FLORENCE — Pinal County should receive nearly $45 million in approximately two months, its first payment in the recent COVID-19 stimulus package known as the American Rescue Plan Act of 2021.
The U.S. Treasury Department should be providing guidance on how the money can be spent shortly before it arrives, Vanessa Fielder with the County Supervisors Association told the Pinal County Board of Supervisors Wednesday.
The biggest portion of the nearly $1.9 trillion bill is stimulus payments to individuals totaling $410 billion, followed by $362 billion in state and local government aid. The state’s Joint Legislative Budget Committee estimates Arizona will receive almost $25 billion over the next several years, Fielder said.
Board Chairman Steve Miller, R-Casa Grande, asked about reports that local governments can’t use the funding to decrease taxes. The board will soon be discussing a new fiscal year budget that may include a property tax rate decrease for a fourth straight year.
Fielder said this prohibition appears to primarily apply to states. “That provision does not exist in the county portion of the bill, or the city and town portion.” But if the county were to cut taxes and attempt to use the funds for general government, the county would need to show it’s covering a revenue loss resulting from the pandemic.
Supervisor Kevin Cavanaugh, R-Coolidge, asked how the country is paying for the American Rescue Plan — printing money, borrowing or raising taxes? Fielder replied the bill didn’t include specific provisions to offset the spending. “The $1.9 trillion is the impact on the debt over 10 years,” she said.
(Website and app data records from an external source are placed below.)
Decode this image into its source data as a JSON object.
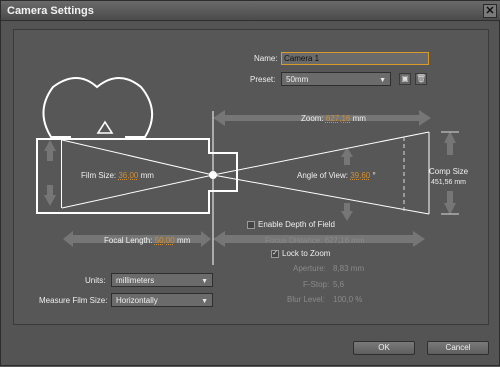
{
  "window": {
    "title": "Camera Settings",
    "close_glyph": "✕"
  },
  "camera": {
    "name_label": "Name:",
    "name_value": "Camera 1",
    "preset_label": "Preset:",
    "preset_value": "50mm"
  },
  "diagram": {
    "zoom_label": "Zoom:",
    "zoom_value": "627,16",
    "zoom_unit": "mm",
    "film_size_label": "Film Size:",
    "film_size_value": "36,00",
    "film_size_unit": "mm",
    "angle_label": "Angle of View:",
    "angle_value": "39,60",
    "angle_unit": "°",
    "comp_size_label": "Comp Size",
    "comp_size_value": "451,56 mm",
    "focal_length_label": "Focal Length:",
    "focal_length_value": "50,00",
    "focal_length_unit": "mm"
  },
  "dof": {
    "enable_label": "Enable Depth of Field",
    "enable_checked": false,
    "focus_distance_label": "Focus Distance:",
    "focus_distance_value": "627,16 mm",
    "lock_to_zoom_label": "Lock to Zoom",
    "lock_to_zoom_checked": true,
    "aperture_label": "Aperture:",
    "aperture_value": "8,83 mm",
    "fstop_label": "F-Stop:",
    "fstop_value": "5,6",
    "blur_label": "Blur Level:",
    "blur_value": "100,0 %"
  },
  "units": {
    "units_label": "Units:",
    "units_value": "millimeters",
    "measure_label": "Measure Film Size:",
    "measure_value": "Horizontally"
  },
  "buttons": {
    "ok": "OK",
    "cancel": "Cancel"
  },
  "colors": {
    "accent": "#d58e2a",
    "background": "#545454",
    "diagram_line": "#ffffff",
    "arrow_fill": "#7a7a7a"
  },
  "icons": {
    "save_preset": "save-icon",
    "delete_preset": "trash-icon",
    "dropdown": "chevron-down-icon",
    "close": "close-icon"
  }
}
Arizona schools will also receive a big share, with $2.6 billion estimated for district and charter schools to help with learning loss, summer school and other needs. There’s more than $680 million for Arizona community colleges and universities, including emergency financial aid grants for students. The new law also provides funding for health, business aid, human services, housing and transportation, Fielder said.
There should be about $1.4 billion for Arizona’s counties, which should receive their first payments in May. Pinal County’s first payment is expected to be nearly $45 million, followed by a second payment a year from now, for a total of $89,755,077, Fielder said.
“The funds will have record-keeping requirements, reporting and audit requirements which will all be created by the (U.S.) Treasury Department.” The Treasury Department will provide regulations and guidance on how the funds are to be used. “We do expect that guidance to come out sometime prior to the first round of funds being released in May.”
In other business Wednesday, Pinal County Manager Leo Lew reported that on Friday, the county opened up COVID-19 vaccines to residents as young as age 18. Pinal County is also working with its partners and Pinal-Gila Council for Senior Citizens to reach seniors who may need help getting the vaccine. The county now has 52 active community partners, including 20 retail pharmacies, qualified to administer vaccines, Lew said.
“We are still receiving large amounts of Moderna and smaller amounts of Janssen, which is the Johnson & Johnson one-shot vaccine.” As of March 23, 125,496 people had been vaccinated in Pinal, including 81,000 who’ve had their first dose.
The board also thanked several employees marking years of service anniversaries with Pinal County: Gilbert Tarango, highway maintenance foreman, 30 years; Tyrone S. Montgomery, deputy sheriff, 25 years; and Stephen F. McCarville, Superior Court presiding judge, Janell L. Gillette, Juvenile Court Services financial tech, and Stephanie R. Swafford, detention lieutenant, 20 years.